Task objective | Your task is to print each entry exactly as written.
......
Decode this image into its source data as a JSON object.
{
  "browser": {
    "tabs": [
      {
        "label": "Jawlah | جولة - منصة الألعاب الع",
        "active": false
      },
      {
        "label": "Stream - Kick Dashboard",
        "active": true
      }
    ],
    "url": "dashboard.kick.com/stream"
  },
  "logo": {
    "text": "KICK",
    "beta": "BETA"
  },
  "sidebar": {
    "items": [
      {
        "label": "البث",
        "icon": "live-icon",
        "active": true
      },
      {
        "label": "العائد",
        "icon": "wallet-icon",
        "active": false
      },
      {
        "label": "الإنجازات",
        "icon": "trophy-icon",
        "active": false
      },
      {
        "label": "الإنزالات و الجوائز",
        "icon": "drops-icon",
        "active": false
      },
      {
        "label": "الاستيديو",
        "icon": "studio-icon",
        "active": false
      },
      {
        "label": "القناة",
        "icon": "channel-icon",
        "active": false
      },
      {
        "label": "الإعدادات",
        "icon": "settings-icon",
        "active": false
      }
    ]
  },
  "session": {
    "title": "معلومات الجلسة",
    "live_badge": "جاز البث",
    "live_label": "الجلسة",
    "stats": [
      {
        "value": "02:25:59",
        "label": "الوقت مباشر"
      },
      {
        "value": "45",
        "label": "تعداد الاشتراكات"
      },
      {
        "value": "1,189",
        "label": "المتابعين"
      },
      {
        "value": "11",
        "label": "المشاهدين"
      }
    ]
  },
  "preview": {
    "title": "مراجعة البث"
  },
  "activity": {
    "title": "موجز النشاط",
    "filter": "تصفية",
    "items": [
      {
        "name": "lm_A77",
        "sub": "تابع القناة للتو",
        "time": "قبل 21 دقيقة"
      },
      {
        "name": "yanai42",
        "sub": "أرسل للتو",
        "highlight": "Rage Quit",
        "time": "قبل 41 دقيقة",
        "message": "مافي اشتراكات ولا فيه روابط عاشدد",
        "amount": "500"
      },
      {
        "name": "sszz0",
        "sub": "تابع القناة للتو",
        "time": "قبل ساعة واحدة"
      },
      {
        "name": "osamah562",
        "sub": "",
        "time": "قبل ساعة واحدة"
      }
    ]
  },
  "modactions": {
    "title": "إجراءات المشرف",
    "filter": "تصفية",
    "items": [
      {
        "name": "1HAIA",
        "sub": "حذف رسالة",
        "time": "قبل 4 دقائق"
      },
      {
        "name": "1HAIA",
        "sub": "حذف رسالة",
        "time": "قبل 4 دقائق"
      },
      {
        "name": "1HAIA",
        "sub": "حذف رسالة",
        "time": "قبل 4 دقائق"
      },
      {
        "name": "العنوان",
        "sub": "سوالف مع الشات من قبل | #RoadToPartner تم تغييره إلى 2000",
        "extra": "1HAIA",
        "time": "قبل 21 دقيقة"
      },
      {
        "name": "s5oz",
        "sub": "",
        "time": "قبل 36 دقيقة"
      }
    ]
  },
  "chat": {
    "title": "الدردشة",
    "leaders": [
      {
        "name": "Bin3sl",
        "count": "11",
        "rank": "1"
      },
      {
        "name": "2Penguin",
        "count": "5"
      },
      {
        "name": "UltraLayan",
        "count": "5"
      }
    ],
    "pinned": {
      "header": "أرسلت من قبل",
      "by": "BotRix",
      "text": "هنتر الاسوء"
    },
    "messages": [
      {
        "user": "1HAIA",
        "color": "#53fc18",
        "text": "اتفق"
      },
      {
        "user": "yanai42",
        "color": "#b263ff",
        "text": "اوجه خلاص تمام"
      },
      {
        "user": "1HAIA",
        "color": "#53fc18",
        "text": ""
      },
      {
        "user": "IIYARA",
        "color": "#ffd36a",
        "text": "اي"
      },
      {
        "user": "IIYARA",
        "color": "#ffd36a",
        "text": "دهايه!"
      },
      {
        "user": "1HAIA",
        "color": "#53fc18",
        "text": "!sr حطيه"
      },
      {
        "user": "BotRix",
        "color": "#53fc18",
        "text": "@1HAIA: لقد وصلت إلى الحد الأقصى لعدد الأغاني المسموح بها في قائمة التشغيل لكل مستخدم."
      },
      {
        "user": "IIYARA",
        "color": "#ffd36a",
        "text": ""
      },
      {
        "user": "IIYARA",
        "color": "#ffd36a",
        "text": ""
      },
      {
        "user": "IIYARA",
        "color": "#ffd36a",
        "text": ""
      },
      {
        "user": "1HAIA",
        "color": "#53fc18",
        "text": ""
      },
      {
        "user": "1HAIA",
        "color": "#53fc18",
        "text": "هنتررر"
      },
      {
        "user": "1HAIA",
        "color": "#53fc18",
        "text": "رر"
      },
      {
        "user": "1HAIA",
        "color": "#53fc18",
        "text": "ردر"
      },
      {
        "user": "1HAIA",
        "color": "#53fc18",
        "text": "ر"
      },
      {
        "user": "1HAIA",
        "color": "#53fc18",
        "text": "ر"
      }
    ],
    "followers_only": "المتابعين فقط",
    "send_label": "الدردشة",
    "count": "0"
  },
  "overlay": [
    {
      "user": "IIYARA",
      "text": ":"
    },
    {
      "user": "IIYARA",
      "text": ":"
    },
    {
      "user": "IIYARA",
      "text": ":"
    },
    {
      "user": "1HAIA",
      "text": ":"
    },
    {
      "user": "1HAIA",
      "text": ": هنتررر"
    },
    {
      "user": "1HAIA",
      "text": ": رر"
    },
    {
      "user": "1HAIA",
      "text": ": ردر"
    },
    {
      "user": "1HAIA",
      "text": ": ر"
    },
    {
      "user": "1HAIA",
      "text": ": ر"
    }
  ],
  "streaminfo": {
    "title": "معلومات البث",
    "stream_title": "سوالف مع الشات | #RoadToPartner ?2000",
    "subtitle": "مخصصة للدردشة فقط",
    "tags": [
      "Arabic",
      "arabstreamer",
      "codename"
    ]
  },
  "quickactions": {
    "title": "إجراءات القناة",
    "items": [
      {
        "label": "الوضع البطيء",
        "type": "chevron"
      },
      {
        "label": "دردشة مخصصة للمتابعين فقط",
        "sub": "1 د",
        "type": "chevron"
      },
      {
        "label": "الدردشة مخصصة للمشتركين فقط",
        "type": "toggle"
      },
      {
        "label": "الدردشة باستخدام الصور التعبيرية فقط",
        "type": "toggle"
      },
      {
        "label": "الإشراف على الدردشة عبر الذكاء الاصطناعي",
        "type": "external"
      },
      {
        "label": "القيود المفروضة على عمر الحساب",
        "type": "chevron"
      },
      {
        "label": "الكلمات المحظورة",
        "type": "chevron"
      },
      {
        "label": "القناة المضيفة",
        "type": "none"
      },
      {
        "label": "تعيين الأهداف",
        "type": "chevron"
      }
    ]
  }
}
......
Exercise output |
Decode this image into its source data as a JSON object.
{
  "browser": {
    "tabs": [
      {
        "label": "Jawlah | جولة - منصة الألعاب الع",
        "active": false
      },
      {
        "label": "Stream - Kick Dashboard",
        "active": true
      }
    ],
    "url": "dashboard.kick.com/stream"
  },
  "logo": {
    "text": "KICK",
    "beta": "BETA"
  },
  "sidebar": {
    "items": [
      {
        "label": "البث",
        "icon": "live-icon",
        "active": true
      },
      {
        "label": "العائد",
        "icon": "wallet-icon",
        "active": false
      },
      {
        "label": "الإنجازات",
        "icon": "trophy-icon",
        "active": false
      },
      {
        "label": "الإنزالات و الجوائز",
        "icon": "drops-icon",
        "active": false
      },
      {
        "label": "الاستيديو",
        "icon": "studio-icon",
        "active": false
      },
      {
        "label": "القناة",
        "icon": "channel-icon",
        "active": false
      },
      {
        "label": "الإعدادات",
        "icon": "settings-icon",
        "active": false
      }
    ]
  },
  "session": {
    "title": "معلومات الجلسة",
    "live_badge": "جاز البث",
    "live_label": "الجلسة",
    "stats": [
      {
        "value": "02:25:59",
        "label": "الوقت مباشر"
      },
      {
        "value": "45",
        "label": "تعداد الاشتراكات"
      },
      {
        "value": "1,189",
        "label": "المتابعين"
      },
      {
        "value": "11",
        "label": "المشاهدين"
      }
    ]
  },
  "preview": {
    "title": "مراجعة البث"
  },
  "activity": {
    "title": "موجز النشاط",
    "filter": "تصفية",
    "items": [
      {
        "name": "lm_A77",
        "sub": "تابع القناة للتو",
        "time": "قبل 21 دقيقة"
      },
      {
        "name": "yanai42",
        "sub": "أرسل للتو",
        "highlight": "Rage Quit",
        "time": "قبل 41 دقيقة",
        "message": "مافي اشتراكات ولا فيه روابط عاشدد",
        "amount": "500"
      },
      {
        "name": "sszz0",
        "sub": "تابع القناة للتو",
        "time": "قبل ساعة واحدة"
      },
      {
        "name": "osamah562",
        "sub": "",
        "time": "قبل ساعة واحدة"
      }
    ]
  },
  "modactions": {
    "title": "إجراءات المشرف",
    "filter": "تصفية",
    "items": [
      {
        "name": "1HAIA",
        "sub": "حذف رسالة",
        "time": "قبل 4 دقائق"
      },
      {
        "name": "1HAIA",
        "sub": "حذف رسالة",
        "time": "قبل 4 دقائق"
      },
      {
        "name": "1HAIA",
        "sub": "حذف رسالة",
        "time": "قبل 4 دقائق"
      },
      {
        "name": "العنوان",
        "sub": "سوالف مع الشات من قبل | #RoadToPartner تم تغييره إلى 2000",
        "extra": "1HAIA",
        "time": "قبل 21 دقيقة"
      },
      {
        "name": "s5oz",
        "sub": "",
        "time": "قبل 36 دقيقة"
      }
    ]
  },
  "chat": {
    "title": "الدردشة",
    "leaders": [
      {
        "name": "Bin3sl",
        "count": "11",
        "rank": "1"
      },
      {
        "name": "2Penguin",
        "count": "5"
      },
      {
        "name": "UltraLayan",
        "count": "5"
      }
    ],
    "pinned": {
      "header": "أرسلت من قبل",
      "by": "BotRix",
      "text": "هنتر الاسوء"
    },
    "messages": [
      {
        "user": "1HAIA",
        "color": "#53fc18",
        "text": "اتفق"
      },
      {
        "user": "yanai42",
        "color": "#b263ff",
        "text": "اوجه خلاص تمام"
      },
      {
        "user": "1HAIA",
        "color": "#53fc18",
        "text": ""
      },
      {
        "user": "IIYARA",
        "color": "#ffd36a",
        "text": "اي"
      },
      {
        "user": "IIYARA",
        "color": "#ffd36a",
        "text": "دهايه!"
      },
      {
        "user": "1HAIA",
        "color": "#53fc18",
        "text": "!sr حطيه"
      },
      {
        "user": "BotRix",
        "color": "#53fc18",
        "text": "@1HAIA: لقد وصلت إلى الحد الأقصى لعدد الأغاني المسموح بها في قائمة التشغيل لكل مستخدم."
      },
      {
        "user": "IIYARA",
        "color": "#ffd36a",
        "text": ""
      },
      {
        "user": "IIYARA",
        "color": "#ffd36a",
        "text": ""
      },
      {
        "user": "IIYARA",
        "color": "#ffd36a",
        "text": ""
      },
      {
        "user": "1HAIA",
        "color": "#53fc18",
        "text": ""
      },
      {
        "user": "1HAIA",
        "color": "#53fc18",
        "text": "هنتررر"
      },
      {
        "user": "1HAIA",
        "color": "#53fc18",
        "text": "رر"
      },
      {
        "user": "1HAIA",
        "color": "#53fc18",
        "text": "ردر"
      },
      {
        "user": "1HAIA",
        "color": "#53fc18",
        "text": "ر"
      },
      {
        "user": "1HAIA",
        "color": "#53fc18",
        "text": "ر"
      }
    ],
    "followers_only": "المتابعين فقط",
    "send_label": "الدردشة",
    "count": "0"
  },
  "overlay": [
    {
      "user": "IIYARA",
      "text": ":"
    },
    {
      "user": "IIYARA",
      "text": ":"
    },
    {
      "user": "IIYARA",
      "text": ":"
    },
    {
      "user": "1HAIA",
      "text": ":"
    },
    {
      "user": "1HAIA",
      "text": ": هنتررر"
    },
    {
      "user": "1HAIA",
      "text": ": رر"
    },
    {
      "user": "1HAIA",
      "text": ": ردر"
    },
    {
      "user": "1HAIA",
      "text": ": ر"
    },
    {
      "user": "1HAIA",
      "text": ": ر"
    }
  ],
  "streaminfo": {
    "title": "معلومات البث",
    "stream_title": "سوالف مع الشات | #RoadToPartner ?2000",
    "subtitle": "مخصصة للدردشة فقط",
    "tags": [
      "Arabic",
      "arabstreamer",
      "codename"
    ]
  },
  "quickactions": {
    "title": "إجراءات القناة",
    "items": [
      {
        "label": "الوضع البطيء",
        "type": "chevron"
      },
      {
        "label": "دردشة مخصصة للمتابعين فقط",
        "sub": "1 د",
        "type": "chevron"
      },
      {
        "label": "الدردشة مخصصة للمشتركين فقط",
        "type": "toggle"
      },
      {
        "label": "الدردشة باستخدام الصور التعبيرية فقط",
        "type": "toggle"
      },
      {
        "label": "الإشراف على الدردشة عبر الذكاء الاصطناعي",
        "type": "external"
      },
      {
        "label": "القيود المفروضة على عمر الحساب",
        "type": "chevron"
      },
      {
        "label": "الكلمات المحظورة",
        "type": "chevron"
      },
      {
        "label": "القناة المضيفة",
        "type": "none"
      },
      {
        "label": "تعيين الأهداف",
        "type": "chevron"
      }
    ]
  }
}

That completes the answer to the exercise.